By Max Bibeau | USA
A new bill was passed by Congress and was signed into law by President Trump on August 22nd that compromises homeowner’s right to privacy in certain parts of Virginia, Maryland, and Washington, DC.
The law in question is a simple law regarding the foundation of a Metrorail Safety Commission. The bill cites the millions of people “the safety of whom is paramount” as the primary reason for the creation of a new Commission. The commission would have basic oversight over the Metrorail, to ensure that it meets safety standards.
One clause buried in the seemingly harmless legislation appears to be some cause for concern. The clause lies under the “Powers” section of the bill, and reads:
“(b) Enter upon the WMATA Rail System and, upon reasonable notice and a finding by the chief executive officer that a need exists, upon any lands, waters, and premises adjacent to the WMATA Rail System, including, without limitation, property owned or occupied by the federal government, for the purpose of making inspections, investigations, examinations, and testing as the Commission may deem necessary to carry out the purposes of this MSC Compact, and such entry shall not be deemed a trespass. The Commission shall make reasonable reimbursement for any actual damage resulting to any such adjacent lands, waters, and premises as a result of such activities;”

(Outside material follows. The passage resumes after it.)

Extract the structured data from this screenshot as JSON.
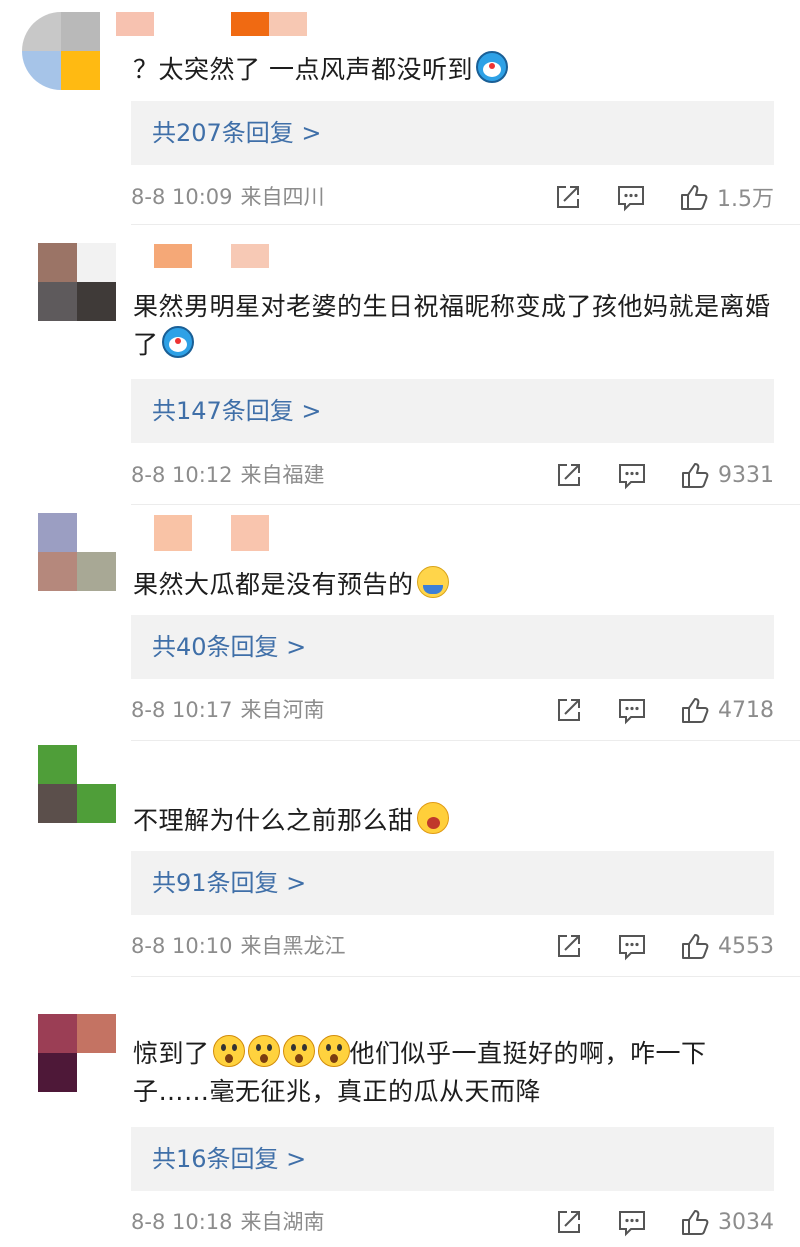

Essentially, any homes that the chief executive officer of the Commission deems that a “need exists” anywhere near the Rail System, can be warrantlessly searched. This power is given to the commission “without limitations,” and can be used “as the Commission may deem necessary.” This vague phrasing is leaving a few representatives in shock, such as a Republican Representative from Michigan, Justin Amash. Amash took to Twitter to express his shock.
Only 5 of us voted against bill allowing govt to enter/search private property in parts of VA, MD & DC w/o warrant. https://t.co/SVhTWqbPaB
— Justin Amash (@justinamash) July 18, 2017
— Justin Amash (@justinamash) August 22, 2017
In the vote held on whether or not to pass the legislation, 399 Representatives voted yea. Only 5 voted nay. 1.1% of House Representatives voted against the piece of legislation. Those who voted nay were Representatives Amash, Jones, Massie, Mooney, and Sanford, all of whom are Republicans.
You can read the full text of the bill HERE.
You can find more information on the Congressional Vote HERE.
Max Bibeau is a Senior Editor for 71 Republic. You can contact him through email at email@example.com, or follow him on Instagram with the handle @_maxbibeau.